Translational medicine aims at bridging the gap between basic sciences and their application to human diseases, from bench to bedside, but also beyond. Translational medicine is a lengthy and complex process too often conceptualised as a stepped progression in which one stage of product development leads to another.
Actually, it is much more appropriate to consider translational medicine as a whole, as a system designed and managed for the purpose of bringing medical innovation to the public. A holistic understanding better prepare to identify and understand the tasks ahead and to negotiate the many obstacles to translating basis science into applications. These include:
- Intellectual property
- Technological and manufacturing diversity and complexity
- Range of expertise needed
- Management shortcoming
- Compartmentalisation & Silo-funding
Turning ideas into deliverable products can prove extremely difficult and when I write “from bench to bedside, but also beyond”, it is to emphasise that it is not enough to develop new therapies or medical procedures, however important or much needed they are, if they cannot be implemented for whatever reasons. Implementation research is an important aspect of translational medicine, though often neglected, and is needed from an early stage.

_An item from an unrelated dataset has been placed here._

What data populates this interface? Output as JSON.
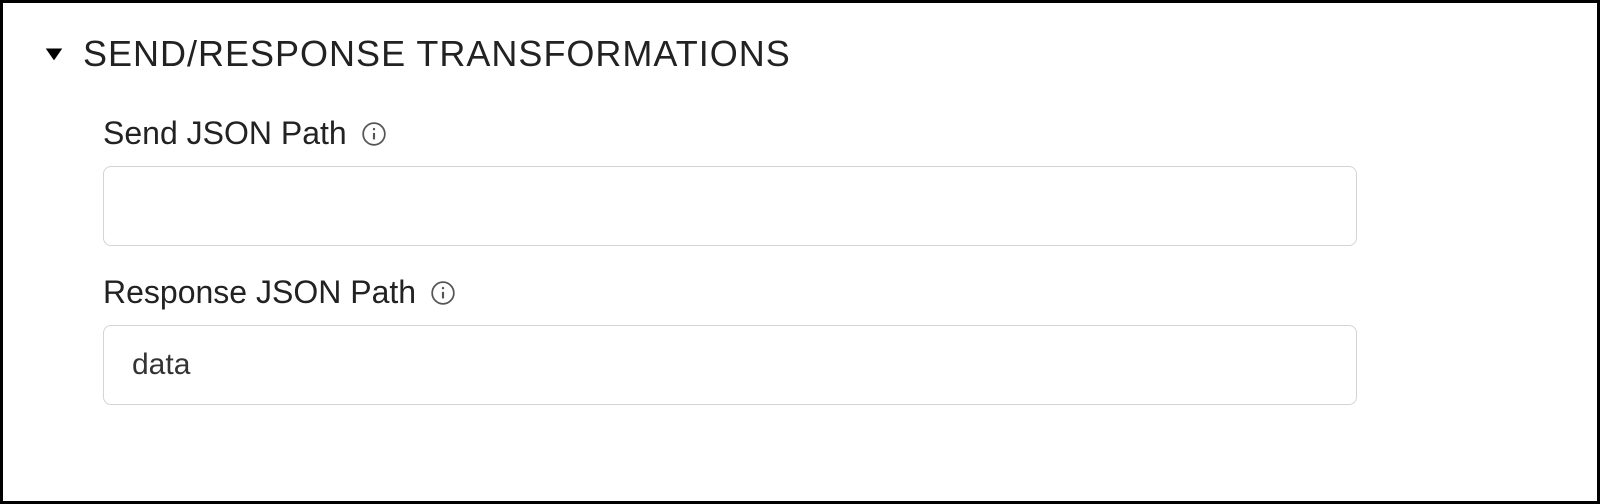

Skilled and efficient management from start to finish, from idea to end user is critical and pivotal in overcoming the many obstacles that thwart translational medicine. Thus, Translational Medicine Management is about filling the gaps, gluing the parts and building bridges on the way from basic research to a deliverable and delivered product.